Ask any child from the Veneto or Lombardy region what their favourite night of the year is, and it won’t be their birthday, nor Halloween, nor even Christmas Eve, but the night before Santa Lucia. This Christian martyr holds all the excitement of Father Christmas, without the huge commercialisation.
The tradition originates in Sicily, the birthplace of this Saint who stood for Catholicism during the Diocletianic Persecution. Her fame has also spread to Scandinavia, where they celebrate with a religious feast on the 13th December. In Northern Italy, however, her tale has evolved into that of a gift-giver. Though Italians will likely disagree, there are several parallels to Father Christmas:
- She brings presents only to good children, and gives coal to those who are bad.
- In the weeks beforehand, children write her a letter explaining how good they have been, and what presents they would like.
- She has a “magical” aspect that allows her to visit all the children in one night.
- Children must go to bed early the eve before her arrival.
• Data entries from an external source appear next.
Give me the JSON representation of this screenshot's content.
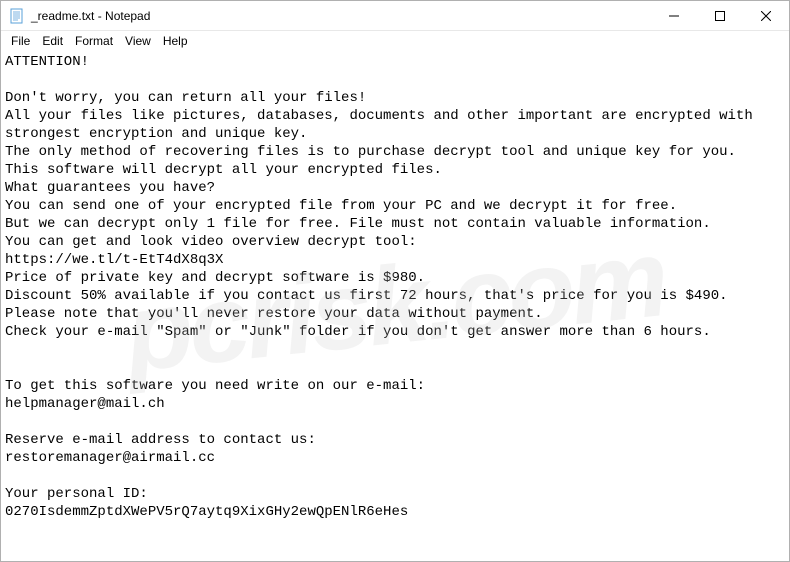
{
  "window": {
    "title": "_readme.txt - Notepad"
  },
  "menubar": {
    "file": "File",
    "edit": "Edit",
    "format": "Format",
    "view": "View",
    "help": "Help"
  },
  "content": {
    "text": "ATTENTION!\n\nDon't worry, you can return all your files!\nAll your files like pictures, databases, documents and other important are encrypted with strongest encryption and unique key.\nThe only method of recovering files is to purchase decrypt tool and unique key for you.\nThis software will decrypt all your encrypted files.\nWhat guarantees you have?\nYou can send one of your encrypted file from your PC and we decrypt it for free.\nBut we can decrypt only 1 file for free. File must not contain valuable information.\nYou can get and look video overview decrypt tool:\nhttps://we.tl/t-EtT4dX8q3X\nPrice of private key and decrypt software is $980.\nDiscount 50% available if you contact us first 72 hours, that's price for you is $490.\nPlease note that you'll never restore your data without payment.\nCheck your e-mail \"Spam\" or \"Junk\" folder if you don't get answer more than 6 hours.\n\n\nTo get this software you need write on our e-mail:\nhelpmanager@mail.ch\n\nReserve e-mail address to contact us:\nrestoremanager@airmail.cc\n\nYour personal ID:\n0270IsdemmZptdXWePV5rQ7aytq9XixGHy2ewQpENlR6eHes"
  },
  "watermark": {
    "text": "pcrisk.com"
  }
}
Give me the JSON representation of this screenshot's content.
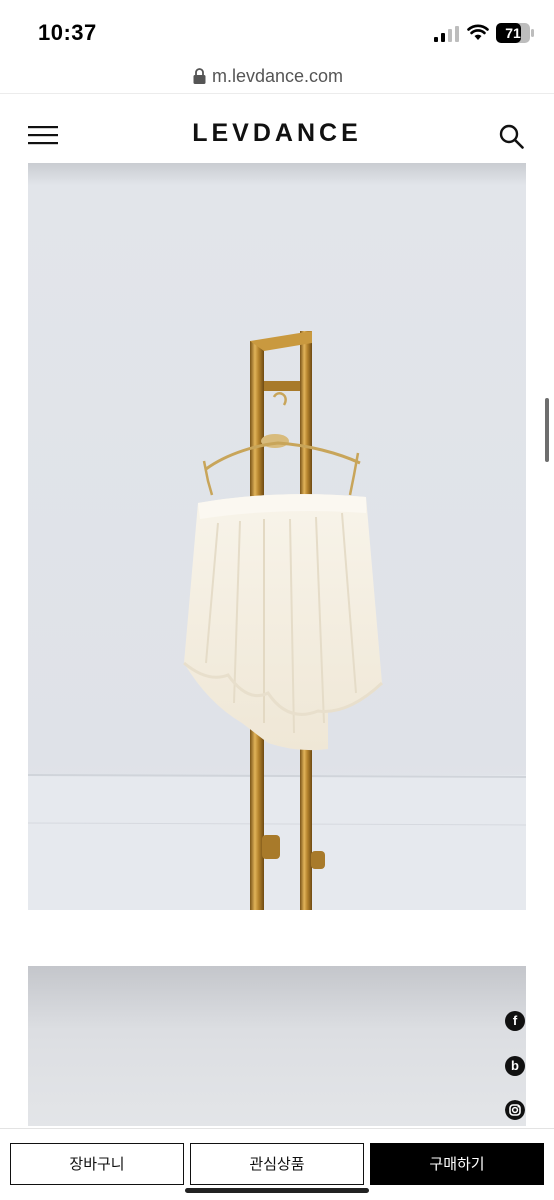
{
  "status_bar": {
    "time": "10:37",
    "battery_level": "71",
    "icons": [
      "signal-icon",
      "wifi-icon",
      "battery-icon"
    ]
  },
  "url_bar": {
    "url": "m.levdance.com",
    "icon": "lock-icon"
  },
  "header": {
    "brand": "LEVDANCE",
    "icons": [
      "menu-icon",
      "search-icon"
    ]
  },
  "images": [
    {
      "subject": "white lace tutu skirt on gold hanger stand"
    },
    {
      "subject": "grey backdrop"
    }
  ],
  "social": {
    "icons": [
      "facebook-icon",
      "blog-icon",
      "instagram-icon"
    ],
    "labels": {
      "facebook": "f",
      "blog": "b"
    }
  },
  "bottom_bar": {
    "cart_label": "장바구니",
    "wishlist_label": "관심상품",
    "buy_label": "구매하기"
  },
  "colors": {
    "buy_button": "#000000",
    "gold_stand": "#b8862f",
    "backdrop": "#e4e7ed"
  }
}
However, there are also a couple of elements which highlight just how unique the Santa Lucia tradition is. For instance, although children cannot look at Santa Lucia as with Santa Clause, it is not for spoiling the magic or showing they are naughty for not sleeping, but because Santa Lucia will throw ashes in their eyes, blinding them like herself. Not so much like the jolly red man now, is she? In fact, the three year old I look after needed some reassurance that she really was a “nice lady”, despite the whole ash-throwing thing. On the 12th December she was bursting with excitement, but also genuine fear at accidentally seeing Santa Lucia.
There are at least a couple of weeks lead up to the day, with all the adults asking how good the children have been, and several towns having Santa Lucia and her donkey visit the central piazza for the children to come and see them. There is no sitting on her lap and asking for presents, however. As the three year old bluntly told me when I asked, “Did she say hello to you?” – “Of course not, Sarah. She can’t see, she’s bliiiiind. She carries her eyes on a plate.” Ah, okay then. My mistake.
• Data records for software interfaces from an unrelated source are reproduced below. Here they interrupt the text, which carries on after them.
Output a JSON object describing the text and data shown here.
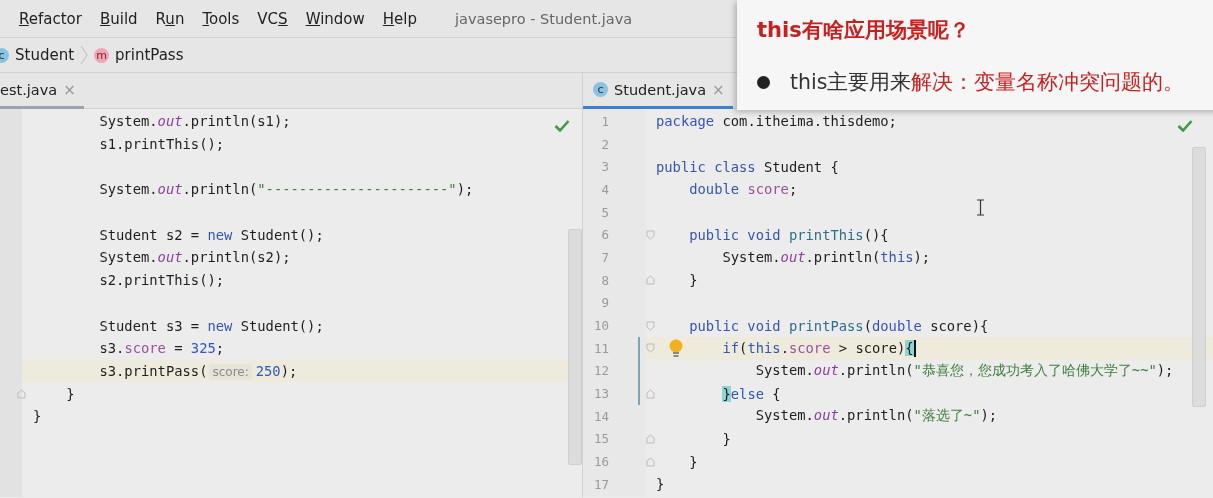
{
  "menu": [
    {
      "key": "R",
      "after": "efactor"
    },
    {
      "key": "B",
      "after": "uild"
    },
    {
      "before": "R",
      "key": "u",
      "after": "n"
    },
    {
      "key": "T",
      "after": "ools"
    },
    {
      "before": "VC",
      "key": "S"
    },
    {
      "key": "W",
      "after": "indow"
    },
    {
      "key": "H",
      "after": "elp"
    }
  ],
  "window": {
    "title": "javasepro - Student.java"
  },
  "breadcrumb": [
    {
      "icon_letter": "c",
      "kind": "class",
      "label": "Student"
    },
    {
      "icon_letter": "m",
      "kind": "method",
      "label": "printPass"
    }
  ],
  "panes": [
    {
      "focused": false,
      "tab": {
        "label": "est.java",
        "close": "×",
        "selected": true
      },
      "lines": [
        {
          "tokens": [
            {
              "kind": "plain",
              "text": "        System."
            },
            {
              "kind": "static",
              "text": "out"
            },
            {
              "kind": "plain",
              "text": ".println(s1);"
            }
          ]
        },
        {
          "tokens": [
            {
              "kind": "plain",
              "text": "        s1.printThis();"
            }
          ]
        },
        {
          "kind": "blank"
        },
        {
          "tokens": [
            {
              "kind": "plain",
              "text": "        System."
            },
            {
              "kind": "static",
              "text": "out"
            },
            {
              "kind": "plain",
              "text": ".println("
            },
            {
              "kind": "str",
              "text": "\"----------------------\""
            },
            {
              "kind": "plain",
              "text": ");"
            }
          ]
        },
        {
          "kind": "blank"
        },
        {
          "tokens": [
            {
              "kind": "plain",
              "text": "        Student s2 = "
            },
            {
              "kind": "kw",
              "text": "new"
            },
            {
              "kind": "plain",
              "text": " Student();"
            }
          ]
        },
        {
          "tokens": [
            {
              "kind": "plain",
              "text": "        System."
            },
            {
              "kind": "static",
              "text": "out"
            },
            {
              "kind": "plain",
              "text": ".println(s2);"
            }
          ]
        },
        {
          "tokens": [
            {
              "kind": "plain",
              "text": "        s2.printThis();"
            }
          ]
        },
        {
          "kind": "blank"
        },
        {
          "tokens": [
            {
              "kind": "plain",
              "text": "        Student s3 = "
            },
            {
              "kind": "kw",
              "text": "new"
            },
            {
              "kind": "plain",
              "text": " Student();"
            }
          ]
        },
        {
          "tokens": [
            {
              "kind": "plain",
              "text": "        s3."
            },
            {
              "kind": "field",
              "text": "score"
            },
            {
              "kind": "plain",
              "text": " = "
            },
            {
              "kind": "num",
              "text": "325"
            },
            {
              "kind": "plain",
              "text": ";"
            }
          ]
        },
        {
          "current": true,
          "tokens": [
            {
              "kind": "plain",
              "text": "        s3.printPass("
            },
            {
              "kind": "hint",
              "text": "score:"
            },
            {
              "kind": "num",
              "text": "250"
            },
            {
              "kind": "plain",
              "text": ");"
            }
          ]
        },
        {
          "fold_end": true,
          "tokens": [
            {
              "kind": "plain",
              "text": "    }"
            }
          ]
        },
        {
          "tokens": [
            {
              "kind": "plain",
              "text": "}"
            }
          ]
        }
      ]
    },
    {
      "focused": true,
      "tab": {
        "label": "Student.java",
        "close": "×",
        "selected": true,
        "icon_letter": "c"
      },
      "lines": [
        {
          "number": "1",
          "tokens": [
            {
              "kind": "kw",
              "text": "package"
            },
            {
              "kind": "plain",
              "text": " com.itheima.thisdemo;"
            }
          ]
        },
        {
          "number": "2",
          "kind": "blank"
        },
        {
          "number": "3",
          "tokens": [
            {
              "kind": "kw",
              "text": "public class"
            },
            {
              "kind": "plain",
              "text": " Student {"
            }
          ]
        },
        {
          "number": "4",
          "tokens": [
            {
              "kind": "kw",
              "text": "    double "
            },
            {
              "kind": "field",
              "text": "score"
            },
            {
              "kind": "plain",
              "text": ";"
            }
          ]
        },
        {
          "number": "5",
          "kind": "blank"
        },
        {
          "number": "6",
          "fold_start": true,
          "tokens": [
            {
              "kind": "kw",
              "text": "    public void "
            },
            {
              "kind": "decl",
              "text": "printThis"
            },
            {
              "kind": "plain",
              "text": "(){"
            }
          ]
        },
        {
          "number": "7",
          "tokens": [
            {
              "kind": "plain",
              "text": "        System."
            },
            {
              "kind": "static",
              "text": "out"
            },
            {
              "kind": "plain",
              "text": ".println("
            },
            {
              "kind": "kw",
              "text": "this"
            },
            {
              "kind": "plain",
              "text": ");"
            }
          ]
        },
        {
          "number": "8",
          "fold_end": true,
          "tokens": [
            {
              "kind": "plain",
              "text": "    }"
            }
          ]
        },
        {
          "number": "9",
          "kind": "blank"
        },
        {
          "number": "10",
          "fold_start": true,
          "tokens": [
            {
              "kind": "kw",
              "text": "    public void "
            },
            {
              "kind": "decl",
              "text": "printPass"
            },
            {
              "kind": "plain",
              "text": "("
            },
            {
              "kind": "kw",
              "text": "double"
            },
            {
              "kind": "plain",
              "text": " score){"
            }
          ]
        },
        {
          "number": "11",
          "fold_start": true,
          "current": true,
          "changed": true,
          "intention": true,
          "caret": true,
          "tokens": [
            {
              "kind": "kw",
              "text": "        if"
            },
            {
              "kind": "plain",
              "text": "("
            },
            {
              "kind": "kw",
              "text": "this"
            },
            {
              "kind": "plain",
              "text": "."
            },
            {
              "kind": "field",
              "text": "score"
            },
            {
              "kind": "plain",
              "text": " > score)"
            },
            {
              "kind": "match",
              "text": "{"
            }
          ]
        },
        {
          "number": "12",
          "changed": true,
          "tokens": [
            {
              "kind": "plain",
              "text": "            System."
            },
            {
              "kind": "static",
              "text": "out"
            },
            {
              "kind": "plain",
              "text": ".println("
            },
            {
              "kind": "str",
              "text": "\"恭喜您，您成功考入了哈佛大学了~~\""
            },
            {
              "kind": "plain",
              "text": ");"
            }
          ]
        },
        {
          "number": "13",
          "fold_end": true,
          "changed": true,
          "tokens": [
            {
              "kind": "match",
              "text": "        }"
            },
            {
              "kind": "kw",
              "text": "else"
            },
            {
              "kind": "plain",
              "text": " {"
            }
          ]
        },
        {
          "number": "14",
          "tokens": [
            {
              "kind": "plain",
              "text": "            System."
            },
            {
              "kind": "static",
              "text": "out"
            },
            {
              "kind": "plain",
              "text": ".println("
            },
            {
              "kind": "str",
              "text": "\"落选了~\""
            },
            {
              "kind": "plain",
              "text": ");"
            }
          ]
        },
        {
          "number": "15",
          "fold_end": true,
          "tokens": [
            {
              "kind": "plain",
              "text": "        }"
            }
          ]
        },
        {
          "number": "16",
          "fold_end": true,
          "tokens": [
            {
              "kind": "plain",
              "text": "    }"
            }
          ]
        },
        {
          "number": "17",
          "tokens": [
            {
              "kind": "plain",
              "text": "}"
            }
          ]
        }
      ]
    }
  ],
  "callout": {
    "title": "this有啥应用场景呢？",
    "bullet": [
      {
        "kind": "plain",
        "text": "this主要用来"
      },
      {
        "kind": "emphasis",
        "text": "解决：变量名称冲突问题的。"
      }
    ]
  }
}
When she does appear in these small festivals, she is always fully disguised in long gowns and hooded cloaks to hide even her face. Research suggests that she is also accompanied by an escort, Castaldo, however whether this tradition is fading, or present only in certain areas, I am unsure: in the Brescia region of Lombardy, he was never referred to.
As well as the occasional appearance in local festivals, Santa Lucia is also known to check up on children in the preceding days to December 13th. No one is allowed to see her of course – do you want ashes in your eyes? – but she announces her presence by ringing her bells, at which point any child in the vicinity promptly loses all sense of self. Depending on their behaviour, Santa Lucia will leave either sweets or coal, usually just outside the door. She must be a fan of sweets, as she also often uses them as a trail to the main presents on December 13th.
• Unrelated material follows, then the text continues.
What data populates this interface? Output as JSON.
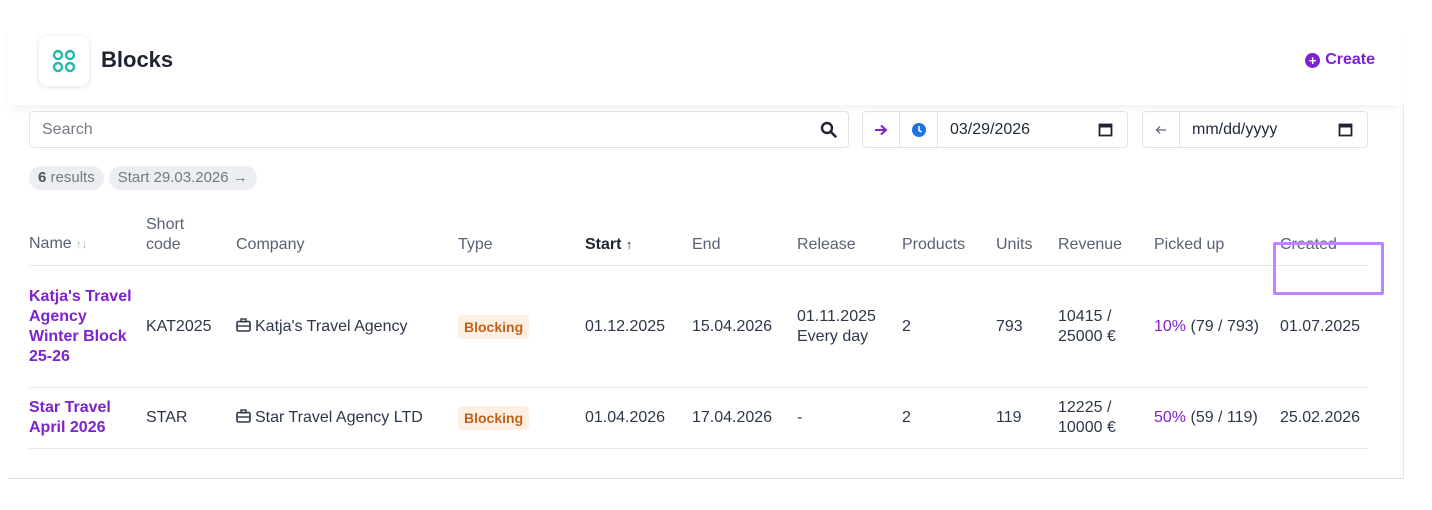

Now, to ruin the magic. Just as it is the parents who are responsible for Santa’s stocking in Britain, it is the mother who is responsible for creating the magic of Santa Lucia, and sometimes also the grandmother. Although children generally grow out of the fantasy by about ten years old, mothers often still give their children – even adult children – a gift for the day, just not on such a grand scale. They buy the gifts, make the sweet trails, and discreetly ring the bells when “she” arrives. So as with most things in Italy, it is all thanks to the mother.
In Brescia, where I live, Santa Lucia truly is a beloved tradition, so much so that Santa Clause is almost non-existent. Though some families are lucky enough to receive gifts from both, the majority see Santa Lucia as the gift-giver for Italy, and Santa Clause as that of other countries. The sad thing for me, however, was that Christmas itself is consequently not such a grand occasion. They have decorations and a family meal, however the day holds little excitement for children, who have already had all the excitement they could ask for a couple of weeks before. Can you imagine a day dedicated simply to a family meal as a child? It wouldn’t seem so thrilling.
However, I will always appreciate how pure the Santa Lucia tradition is in comparison to the big red-suited man. There are children’s songs, promoted toys, and sweets on offer; yet it largely escapes commercialisation, retaining its folk and religious origins. No one, for instance, knows what Santa Lucia looks like beneath her cloaks, so there can be no dolls or figurines of her. She has no sponsors, no huge publicity, and yet every child in Lombardy and Veneto knows her name.
For me, Santa Clause will always be my preferred gift-giver, in the same way I will always be English: it is embedded in my cultural upbringing. But I suppose, whilst in Italy, I can enjoy the best of both worlds – just as long as my own mother continues making me a stocking.